Other likely contenders for the Big East’s most improved player award: Seton Hall’s Romaro Gill (Big East blocks leader), Seton Hall’s Quincy McKnight (second in the league in assists), Villanova’s Collin Gillespie (16.2 ppg), Villanova’s Saddiq Bey (best 3-point shooter in the conference at 45.1%), Providence’s David Duke (12.4 ppg) and Georgetown’s Mac McClung (16.4 ppg).
Some additional notes on the Creighton-Marquette game:
» Junior Ty-Shon Alexander limited the nation’s leading scorer Tuesday, holding Markus Howard to a Big East-low 13 points. Howard has scored fewer than 20 points in league play just four times — twice against CU. Creighton coach Greg McDermott said after the game that Alexander deserves more credit.

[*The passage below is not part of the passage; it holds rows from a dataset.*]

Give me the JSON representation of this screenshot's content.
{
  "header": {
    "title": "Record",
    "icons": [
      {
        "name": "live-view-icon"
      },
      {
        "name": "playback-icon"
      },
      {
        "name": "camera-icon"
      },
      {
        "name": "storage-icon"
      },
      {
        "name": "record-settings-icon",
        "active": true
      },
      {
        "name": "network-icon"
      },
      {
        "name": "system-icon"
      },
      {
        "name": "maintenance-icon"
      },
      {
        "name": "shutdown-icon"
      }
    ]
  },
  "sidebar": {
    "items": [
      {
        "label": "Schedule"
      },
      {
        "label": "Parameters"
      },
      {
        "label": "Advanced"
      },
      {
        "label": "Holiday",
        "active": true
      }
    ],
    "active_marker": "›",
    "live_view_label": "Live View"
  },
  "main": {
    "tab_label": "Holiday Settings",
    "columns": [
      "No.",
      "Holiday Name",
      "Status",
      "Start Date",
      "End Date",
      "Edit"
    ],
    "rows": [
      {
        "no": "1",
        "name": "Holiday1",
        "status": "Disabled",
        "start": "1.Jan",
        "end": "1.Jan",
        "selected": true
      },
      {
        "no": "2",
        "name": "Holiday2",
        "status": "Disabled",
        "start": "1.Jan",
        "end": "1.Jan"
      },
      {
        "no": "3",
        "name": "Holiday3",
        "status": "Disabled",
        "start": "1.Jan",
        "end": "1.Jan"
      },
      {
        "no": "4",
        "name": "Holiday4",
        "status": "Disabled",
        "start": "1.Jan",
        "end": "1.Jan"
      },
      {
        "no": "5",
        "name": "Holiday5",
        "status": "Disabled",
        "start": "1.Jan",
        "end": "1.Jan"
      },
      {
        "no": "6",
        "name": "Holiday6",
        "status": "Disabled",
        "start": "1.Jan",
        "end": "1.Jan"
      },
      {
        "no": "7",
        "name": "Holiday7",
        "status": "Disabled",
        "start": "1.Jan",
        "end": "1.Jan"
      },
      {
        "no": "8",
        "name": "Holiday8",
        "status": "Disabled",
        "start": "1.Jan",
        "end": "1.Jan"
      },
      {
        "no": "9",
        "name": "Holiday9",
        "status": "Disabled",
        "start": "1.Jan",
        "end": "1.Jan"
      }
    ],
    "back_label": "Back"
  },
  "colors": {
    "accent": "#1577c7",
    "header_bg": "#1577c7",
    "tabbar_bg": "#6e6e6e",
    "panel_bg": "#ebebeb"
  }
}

“He’s done a good job on everybody all year, and he doesn’t get talked about enough, frankly,” McDermott said. “He does a good job of anticipating. He does a fairly good job of avoiding screens. And he does a good job of staying on the floor (and avoiding fouls).

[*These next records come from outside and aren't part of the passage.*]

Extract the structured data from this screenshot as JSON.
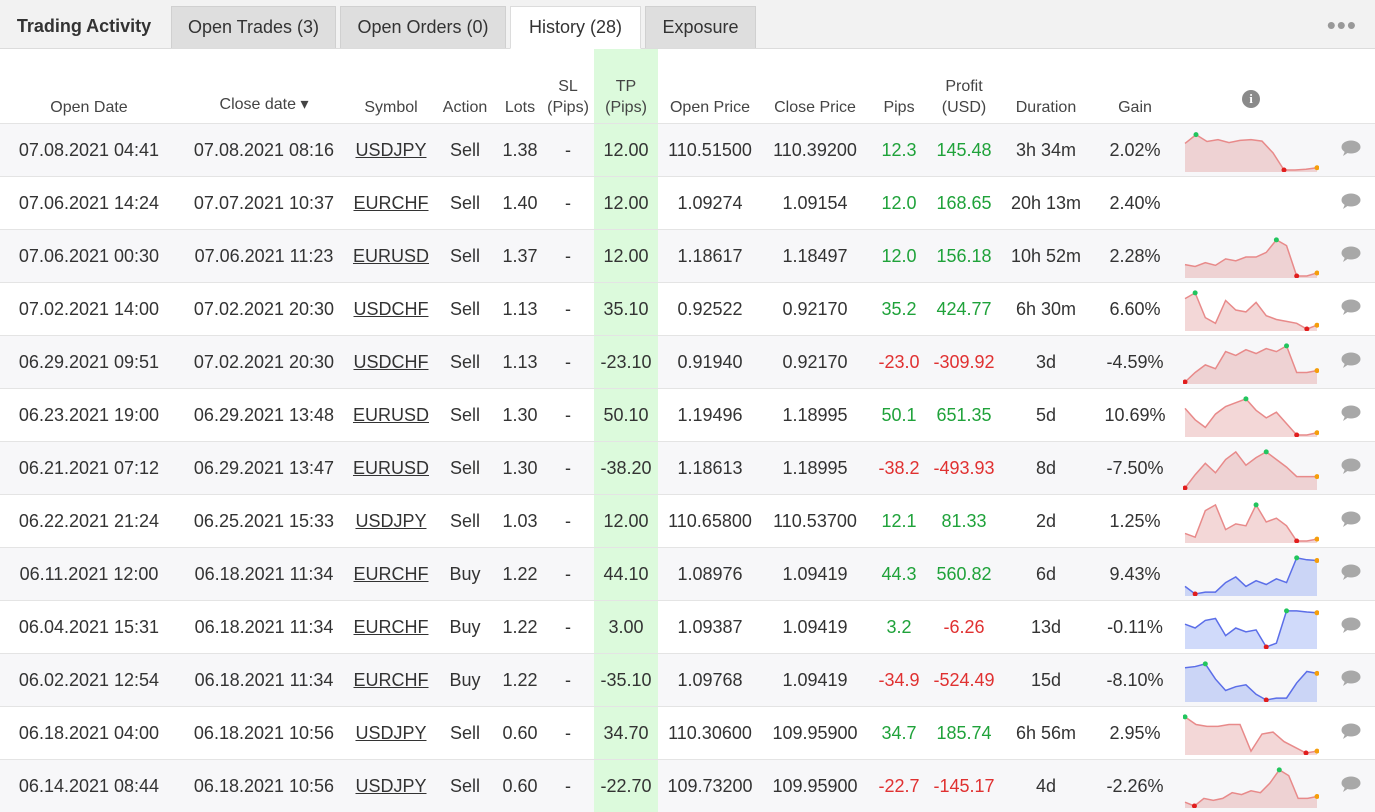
{
  "tabs": {
    "title": "Trading Activity",
    "open_trades": "Open Trades (3)",
    "open_orders": "Open Orders (0)",
    "history": "History (28)",
    "exposure": "Exposure",
    "more": "•••"
  },
  "columns": {
    "open_date": "Open Date",
    "close_date": "Close date ▾",
    "symbol": "Symbol",
    "action": "Action",
    "lots": "Lots",
    "sl_1": "SL",
    "sl_2": "(Pips)",
    "tp_1": "TP",
    "tp_2": "(Pips)",
    "open_price": "Open Price",
    "close_price": "Close Price",
    "pips": "Pips",
    "profit_1": "Profit",
    "profit_2": "(USD)",
    "duration": "Duration",
    "gain": "Gain",
    "info": "i"
  },
  "colors": {
    "positive": "#1fa23a",
    "negative": "#e03131",
    "tp_bg": "#dcfadc",
    "spark_red": "#e88a8a",
    "spark_blue": "#5b6ee8"
  },
  "rows": [
    {
      "open": "07.08.2021 04:41",
      "close": "07.08.2021 08:16",
      "symbol": "USDJPY",
      "action": "Sell",
      "lots": "1.38",
      "sl": "-",
      "tp": "12.00",
      "open_price": "110.51500",
      "close_price": "110.39200",
      "pips": "12.3",
      "profit": "145.48",
      "duration": "3h 34m",
      "gain": "2.02%",
      "sign": "pos",
      "spark_color": "red",
      "spark": [
        0.7,
        0.93,
        0.75,
        0.8,
        0.72,
        0.78,
        0.8,
        0.76,
        0.45,
        0.0,
        0.0,
        0.02,
        0.06
      ],
      "spark_hi": 1,
      "spark_lo": 9
    },
    {
      "open": "07.06.2021 14:24",
      "close": "07.07.2021 10:37",
      "symbol": "EURCHF",
      "action": "Sell",
      "lots": "1.40",
      "sl": "-",
      "tp": "12.00",
      "open_price": "1.09274",
      "close_price": "1.09154",
      "pips": "12.0",
      "profit": "168.65",
      "duration": "20h 13m",
      "gain": "2.40%",
      "sign": "pos",
      "spark_color": "none",
      "spark": [],
      "spark_hi": -1,
      "spark_lo": -1
    },
    {
      "open": "07.06.2021 00:30",
      "close": "07.06.2021 11:23",
      "symbol": "EURUSD",
      "action": "Sell",
      "lots": "1.37",
      "sl": "-",
      "tp": "12.00",
      "open_price": "1.18617",
      "close_price": "1.18497",
      "pips": "12.0",
      "profit": "156.18",
      "duration": "10h 52m",
      "gain": "2.28%",
      "sign": "pos",
      "spark_color": "red",
      "spark": [
        0.3,
        0.25,
        0.35,
        0.28,
        0.45,
        0.4,
        0.5,
        0.5,
        0.62,
        0.95,
        0.8,
        0.0,
        0.0,
        0.08
      ],
      "spark_hi": 9,
      "spark_lo": 11
    },
    {
      "open": "07.02.2021 14:00",
      "close": "07.02.2021 20:30",
      "symbol": "USDCHF",
      "action": "Sell",
      "lots": "1.13",
      "sl": "-",
      "tp": "35.10",
      "open_price": "0.92522",
      "close_price": "0.92170",
      "pips": "35.2",
      "profit": "424.77",
      "duration": "6h 30m",
      "gain": "6.60%",
      "sign": "pos",
      "spark_color": "red",
      "spark": [
        0.8,
        0.95,
        0.3,
        0.15,
        0.75,
        0.5,
        0.45,
        0.7,
        0.35,
        0.25,
        0.2,
        0.15,
        0.0,
        0.1
      ],
      "spark_hi": 1,
      "spark_lo": 12
    },
    {
      "open": "06.29.2021 09:51",
      "close": "07.02.2021 20:30",
      "symbol": "USDCHF",
      "action": "Sell",
      "lots": "1.13",
      "sl": "-",
      "tp": "-23.10",
      "open_price": "0.91940",
      "close_price": "0.92170",
      "pips": "-23.0",
      "profit": "-309.92",
      "duration": "3d",
      "gain": "-4.59%",
      "sign": "neg",
      "spark_color": "red",
      "spark": [
        0.0,
        0.25,
        0.45,
        0.35,
        0.8,
        0.7,
        0.85,
        0.75,
        0.88,
        0.8,
        0.95,
        0.25,
        0.25,
        0.3
      ],
      "spark_hi": 10,
      "spark_lo": 0
    },
    {
      "open": "06.23.2021 19:00",
      "close": "06.29.2021 13:48",
      "symbol": "EURUSD",
      "action": "Sell",
      "lots": "1.30",
      "sl": "-",
      "tp": "50.10",
      "open_price": "1.19496",
      "close_price": "1.18995",
      "pips": "50.1",
      "profit": "651.35",
      "duration": "5d",
      "gain": "10.69%",
      "sign": "pos",
      "spark_color": "red",
      "spark": [
        0.7,
        0.4,
        0.2,
        0.55,
        0.75,
        0.85,
        0.95,
        0.65,
        0.45,
        0.6,
        0.3,
        0.0,
        0.0,
        0.06
      ],
      "spark_hi": 6,
      "spark_lo": 11
    },
    {
      "open": "06.21.2021 07:12",
      "close": "06.29.2021 13:47",
      "symbol": "EURUSD",
      "action": "Sell",
      "lots": "1.30",
      "sl": "-",
      "tp": "-38.20",
      "open_price": "1.18613",
      "close_price": "1.18995",
      "pips": "-38.2",
      "profit": "-493.93",
      "duration": "8d",
      "gain": "-7.50%",
      "sign": "neg",
      "spark_color": "red",
      "spark": [
        0.0,
        0.35,
        0.65,
        0.4,
        0.75,
        0.95,
        0.6,
        0.8,
        0.95,
        0.75,
        0.55,
        0.3,
        0.3,
        0.3
      ],
      "spark_hi": 8,
      "spark_lo": 0
    },
    {
      "open": "06.22.2021 21:24",
      "close": "06.25.2021 15:33",
      "symbol": "USDJPY",
      "action": "Sell",
      "lots": "1.03",
      "sl": "-",
      "tp": "12.00",
      "open_price": "110.65800",
      "close_price": "110.53700",
      "pips": "12.1",
      "profit": "81.33",
      "duration": "2d",
      "gain": "1.25%",
      "sign": "pos",
      "spark_color": "red",
      "spark": [
        0.2,
        0.1,
        0.8,
        0.95,
        0.3,
        0.45,
        0.4,
        0.95,
        0.5,
        0.6,
        0.4,
        0.0,
        0.0,
        0.05
      ],
      "spark_hi": 7,
      "spark_lo": 11
    },
    {
      "open": "06.11.2021 12:00",
      "close": "06.18.2021 11:34",
      "symbol": "EURCHF",
      "action": "Buy",
      "lots": "1.22",
      "sl": "-",
      "tp": "44.10",
      "open_price": "1.08976",
      "close_price": "1.09419",
      "pips": "44.3",
      "profit": "560.82",
      "duration": "6d",
      "gain": "9.43%",
      "sign": "pos",
      "spark_color": "blue",
      "spark": [
        0.2,
        0.0,
        0.05,
        0.05,
        0.3,
        0.45,
        0.2,
        0.35,
        0.25,
        0.4,
        0.3,
        0.95,
        0.9,
        0.88
      ],
      "spark_hi": 11,
      "spark_lo": 1
    },
    {
      "open": "06.04.2021 15:31",
      "close": "06.18.2021 11:34",
      "symbol": "EURCHF",
      "action": "Buy",
      "lots": "1.22",
      "sl": "-",
      "tp": "3.00",
      "open_price": "1.09387",
      "close_price": "1.09419",
      "pips": "3.2",
      "profit": "-6.26",
      "duration": "13d",
      "gain": "-0.11%",
      "sign": "mixed",
      "spark_color": "blue",
      "spark": [
        0.6,
        0.5,
        0.7,
        0.75,
        0.3,
        0.5,
        0.4,
        0.45,
        0.0,
        0.1,
        0.95,
        0.95,
        0.92,
        0.9
      ],
      "spark_hi": 10,
      "spark_lo": 8
    },
    {
      "open": "06.02.2021 12:54",
      "close": "06.18.2021 11:34",
      "symbol": "EURCHF",
      "action": "Buy",
      "lots": "1.22",
      "sl": "-",
      "tp": "-35.10",
      "open_price": "1.09768",
      "close_price": "1.09419",
      "pips": "-34.9",
      "profit": "-524.49",
      "duration": "15d",
      "gain": "-8.10%",
      "sign": "neg",
      "spark_color": "blue",
      "spark": [
        0.85,
        0.88,
        0.95,
        0.55,
        0.25,
        0.35,
        0.4,
        0.15,
        0.0,
        0.05,
        0.05,
        0.45,
        0.75,
        0.7
      ],
      "spark_hi": 2,
      "spark_lo": 8
    },
    {
      "open": "06.18.2021 04:00",
      "close": "06.18.2021 10:56",
      "symbol": "USDJPY",
      "action": "Sell",
      "lots": "0.60",
      "sl": "-",
      "tp": "34.70",
      "open_price": "110.30600",
      "close_price": "109.95900",
      "pips": "34.7",
      "profit": "185.74",
      "duration": "6h 56m",
      "gain": "2.95%",
      "sign": "pos",
      "spark_color": "red",
      "spark": [
        0.95,
        0.75,
        0.7,
        0.7,
        0.75,
        0.75,
        0.05,
        0.5,
        0.55,
        0.3,
        0.15,
        0.0,
        0.05
      ],
      "spark_hi": 0,
      "spark_lo": 11
    },
    {
      "open": "06.14.2021 08:44",
      "close": "06.18.2021 10:56",
      "symbol": "USDJPY",
      "action": "Sell",
      "lots": "0.60",
      "sl": "-",
      "tp": "-22.70",
      "open_price": "109.73200",
      "close_price": "109.95900",
      "pips": "-22.7",
      "profit": "-145.17",
      "duration": "4d",
      "gain": "-2.26%",
      "sign": "neg",
      "spark_color": "red",
      "spark": [
        0.1,
        0.0,
        0.2,
        0.15,
        0.2,
        0.35,
        0.3,
        0.4,
        0.35,
        0.6,
        0.95,
        0.8,
        0.2,
        0.2,
        0.25
      ],
      "spark_hi": 10,
      "spark_lo": 1
    }
  ]
}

“Ty-Shon Alexander’s a really, really good defender. He’s been the best defender from an effective field goal percentage in our league, and it’s not even close.”
Defensive Efficiency Leaders (min. 250 possessions)— 𝓜𝓪𝓽𝓽 𝓓𝓮𝓜𝓪𝓻𝓲𝓷𝓲𝓼 (@mjdemarinis) February 19, 2020
1. Ty-Shon Alexander, Creighton: 0.617
2. Quincy McKnight, Seton Hall: 0.632
3. Fatts Russell, Rhode Island: 0.667
4. Traci Carter, Hartford: 0.672
5. Devon Dotson, Kansas: 0.686
Alexander is also 1st in aFG% at 34.8%. #Jays
» Here's what Alexander said on the postgame radio show about getting nailed on a screen (shoulder to his throat) early in the second half: "I was trying to chase (Howard) and somehow he just hit me right in my Adam's apple. ... I was coughing a little bit. I could barely breathe. But I knew I just had to come back and play."
» Marquette definitely had some good, in-rhythm looks from 3-point range Tuesday. Those shots did not fall with consistency. A lot of that was by design for Creighton, which always had a help defender ready to swarm to Howard and/or be extra-conscious about protecting the paint. So it gave up jumpers, often to lower-percentage shooters.
In the end, 33 of the Golden Eagles’ 61 field goal tries came from behind the 3-point line (54.1%). As CU has often done this season, it lured its opponent into settling for jump shots too often. Said Wojciechowski: “We wanted to try to attack the paint more, get in there and get fouled.”
» Creighton has assisted on 59.1% of its field goals during Big East play, which leads the league. But over the last two games? The Jays’ assist rate is an impressive 71.0%. As the season has progressed, they've been sharing the ball more.
» CU did have to adjust to Marquette’s aggressiveness and its length on defense. It took 10 minutes, too. The Jays missed 12 of their first 17 field goals — and four of those attempts were blocked. But after that, during the game’s final 30 minutes, they shot 54.6% from the field.
» Creighton improved its Big East road record to 5-3. Its final away game of the regular season is at St. John’s on March 1. If the Jays win, they’ll have their best road record in league play since joining the conference (previous best was 5-4).